The analysis cautioned that the decline in the rate of arrests and trials last year should be seen as to whether it reflects a general trend of declining judicial transparency at a time when Saied continues to tighten his authoritarian grip on the regime, or is it just a delay in court hearings?


European Silence

Tunisia’s President Kais Saied, who seized power last year in a move that critics called a coup, has faced little condemnation from European countries as he has eroded the rule of law and human rights in the country.

The country’s ranking in the Democracy Index, which measures democracy based on five criteria: electoral process and pluralism, functioning of government, political participation, political culture, and civil liberties, dropped by 10 places in 2022 to 85th out of 167 countries.

In his interview with Al-Estiklal, political researcher Jalal al-Khalaify said that Saied has suspended and dissolved parliament, drafted a new constitution that would give him more authority, imposed his control over all branches of government and ignored calls for dialogue from civil society groups, political parties and the international community.

“He has also cracked down on politicians, human rights activists, and journalists and restricted freedom of expression,” al-Khalaify added.

“Despite all of these harsh violations, European countries have been largely silent about this dictator who took over the country and silenced all of his opponents.”

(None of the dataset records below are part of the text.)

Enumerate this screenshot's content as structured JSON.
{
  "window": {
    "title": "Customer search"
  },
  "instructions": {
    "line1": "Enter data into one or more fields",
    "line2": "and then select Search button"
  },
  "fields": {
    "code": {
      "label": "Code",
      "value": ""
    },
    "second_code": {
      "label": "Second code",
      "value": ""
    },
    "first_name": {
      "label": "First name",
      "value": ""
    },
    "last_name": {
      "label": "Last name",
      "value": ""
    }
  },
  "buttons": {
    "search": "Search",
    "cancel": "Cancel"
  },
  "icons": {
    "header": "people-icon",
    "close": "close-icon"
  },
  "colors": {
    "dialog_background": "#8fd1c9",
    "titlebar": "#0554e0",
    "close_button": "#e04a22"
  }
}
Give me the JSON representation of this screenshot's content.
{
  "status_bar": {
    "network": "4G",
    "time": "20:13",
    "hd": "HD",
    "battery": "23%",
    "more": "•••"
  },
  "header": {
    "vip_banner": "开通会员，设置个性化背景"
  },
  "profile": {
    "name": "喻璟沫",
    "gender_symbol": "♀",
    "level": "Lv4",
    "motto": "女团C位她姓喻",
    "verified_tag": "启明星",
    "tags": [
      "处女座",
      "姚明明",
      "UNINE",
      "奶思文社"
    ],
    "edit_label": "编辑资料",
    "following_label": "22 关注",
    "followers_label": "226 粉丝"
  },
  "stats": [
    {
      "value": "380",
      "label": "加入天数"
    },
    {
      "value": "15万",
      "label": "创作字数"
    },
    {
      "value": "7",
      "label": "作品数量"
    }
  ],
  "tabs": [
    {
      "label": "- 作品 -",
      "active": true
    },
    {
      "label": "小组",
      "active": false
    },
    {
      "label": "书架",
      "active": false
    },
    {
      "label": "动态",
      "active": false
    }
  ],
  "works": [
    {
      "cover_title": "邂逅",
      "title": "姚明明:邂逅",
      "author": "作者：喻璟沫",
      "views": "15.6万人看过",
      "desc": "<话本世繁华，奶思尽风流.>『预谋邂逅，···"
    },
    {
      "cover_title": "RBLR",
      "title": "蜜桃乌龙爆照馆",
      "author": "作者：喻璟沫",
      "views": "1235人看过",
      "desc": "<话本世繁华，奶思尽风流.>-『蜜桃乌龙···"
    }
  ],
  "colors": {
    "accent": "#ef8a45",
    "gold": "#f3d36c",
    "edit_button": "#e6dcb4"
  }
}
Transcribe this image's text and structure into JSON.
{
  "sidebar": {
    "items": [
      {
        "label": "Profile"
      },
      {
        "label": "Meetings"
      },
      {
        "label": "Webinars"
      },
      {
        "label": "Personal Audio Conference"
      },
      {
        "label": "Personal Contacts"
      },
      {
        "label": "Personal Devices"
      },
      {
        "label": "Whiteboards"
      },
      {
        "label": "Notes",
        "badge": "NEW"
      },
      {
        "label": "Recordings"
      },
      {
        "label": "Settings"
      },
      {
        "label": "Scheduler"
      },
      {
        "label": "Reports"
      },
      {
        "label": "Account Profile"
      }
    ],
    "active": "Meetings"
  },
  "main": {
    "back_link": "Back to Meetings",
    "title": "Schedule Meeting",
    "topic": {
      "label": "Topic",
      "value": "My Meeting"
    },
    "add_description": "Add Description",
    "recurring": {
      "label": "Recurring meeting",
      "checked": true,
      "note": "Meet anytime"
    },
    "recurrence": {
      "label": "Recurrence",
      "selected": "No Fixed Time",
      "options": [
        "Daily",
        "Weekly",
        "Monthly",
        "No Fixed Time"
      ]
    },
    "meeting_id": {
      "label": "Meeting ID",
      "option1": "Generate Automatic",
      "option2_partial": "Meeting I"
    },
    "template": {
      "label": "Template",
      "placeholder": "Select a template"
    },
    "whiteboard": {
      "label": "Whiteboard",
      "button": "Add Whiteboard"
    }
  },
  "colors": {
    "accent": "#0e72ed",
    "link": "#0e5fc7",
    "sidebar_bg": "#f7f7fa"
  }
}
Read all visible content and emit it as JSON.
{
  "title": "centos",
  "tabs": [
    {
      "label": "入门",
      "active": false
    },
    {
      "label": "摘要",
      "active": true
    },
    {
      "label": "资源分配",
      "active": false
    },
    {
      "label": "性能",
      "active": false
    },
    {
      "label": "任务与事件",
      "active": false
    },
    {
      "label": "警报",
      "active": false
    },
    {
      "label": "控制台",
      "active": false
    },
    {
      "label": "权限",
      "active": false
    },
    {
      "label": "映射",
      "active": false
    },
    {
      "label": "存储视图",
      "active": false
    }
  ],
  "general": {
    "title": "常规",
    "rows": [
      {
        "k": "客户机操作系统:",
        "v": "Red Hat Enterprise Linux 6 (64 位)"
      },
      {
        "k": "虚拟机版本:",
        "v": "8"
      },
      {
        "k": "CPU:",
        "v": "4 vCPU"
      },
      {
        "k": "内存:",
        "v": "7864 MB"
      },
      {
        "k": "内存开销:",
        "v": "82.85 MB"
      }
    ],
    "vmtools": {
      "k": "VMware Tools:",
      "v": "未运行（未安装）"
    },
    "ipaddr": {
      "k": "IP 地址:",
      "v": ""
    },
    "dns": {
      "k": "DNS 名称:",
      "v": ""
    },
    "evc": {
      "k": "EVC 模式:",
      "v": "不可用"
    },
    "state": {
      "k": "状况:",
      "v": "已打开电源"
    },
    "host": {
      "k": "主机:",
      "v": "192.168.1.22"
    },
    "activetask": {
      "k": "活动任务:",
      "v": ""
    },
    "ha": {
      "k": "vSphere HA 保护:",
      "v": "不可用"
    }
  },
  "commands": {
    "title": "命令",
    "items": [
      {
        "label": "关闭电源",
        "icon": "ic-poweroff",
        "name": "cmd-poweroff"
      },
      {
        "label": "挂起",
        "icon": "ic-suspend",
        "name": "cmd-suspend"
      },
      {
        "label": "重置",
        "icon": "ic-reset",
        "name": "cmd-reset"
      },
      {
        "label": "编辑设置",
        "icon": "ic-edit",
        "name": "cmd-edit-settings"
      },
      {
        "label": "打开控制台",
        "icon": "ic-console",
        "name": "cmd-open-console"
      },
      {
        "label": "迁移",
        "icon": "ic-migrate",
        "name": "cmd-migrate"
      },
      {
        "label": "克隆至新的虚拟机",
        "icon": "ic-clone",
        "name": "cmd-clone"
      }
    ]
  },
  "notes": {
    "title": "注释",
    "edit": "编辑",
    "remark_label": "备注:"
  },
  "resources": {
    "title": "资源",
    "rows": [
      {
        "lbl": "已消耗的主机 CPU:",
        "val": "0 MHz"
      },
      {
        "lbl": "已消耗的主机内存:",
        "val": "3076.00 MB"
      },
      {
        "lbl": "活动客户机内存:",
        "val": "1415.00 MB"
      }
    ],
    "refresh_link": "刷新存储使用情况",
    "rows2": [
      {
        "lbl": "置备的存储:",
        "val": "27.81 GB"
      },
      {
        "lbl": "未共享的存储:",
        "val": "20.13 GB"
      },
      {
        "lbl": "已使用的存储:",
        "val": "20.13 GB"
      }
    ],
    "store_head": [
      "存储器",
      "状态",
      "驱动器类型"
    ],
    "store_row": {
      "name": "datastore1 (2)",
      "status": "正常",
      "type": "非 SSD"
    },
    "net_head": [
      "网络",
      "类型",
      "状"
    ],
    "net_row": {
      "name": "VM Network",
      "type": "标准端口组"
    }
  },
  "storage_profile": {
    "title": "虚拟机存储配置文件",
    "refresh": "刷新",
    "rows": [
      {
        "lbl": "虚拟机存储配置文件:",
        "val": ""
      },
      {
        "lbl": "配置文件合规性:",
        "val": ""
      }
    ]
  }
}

“They have only issued some mild reports to acknowledge the situation but have not taken any action or expressed any condemnation, even when Saied expelled members of a European legal advisory body and European trade unionists from Tunisia,” al-Khalaify noted.

“The Europeans always say they care about human rights, but it seems that their interests are more important than their values,” he mentioned.

“This explains why they have looked the other way for months while the only democracy in the Arab world has lost its stability and direction,” he concluded.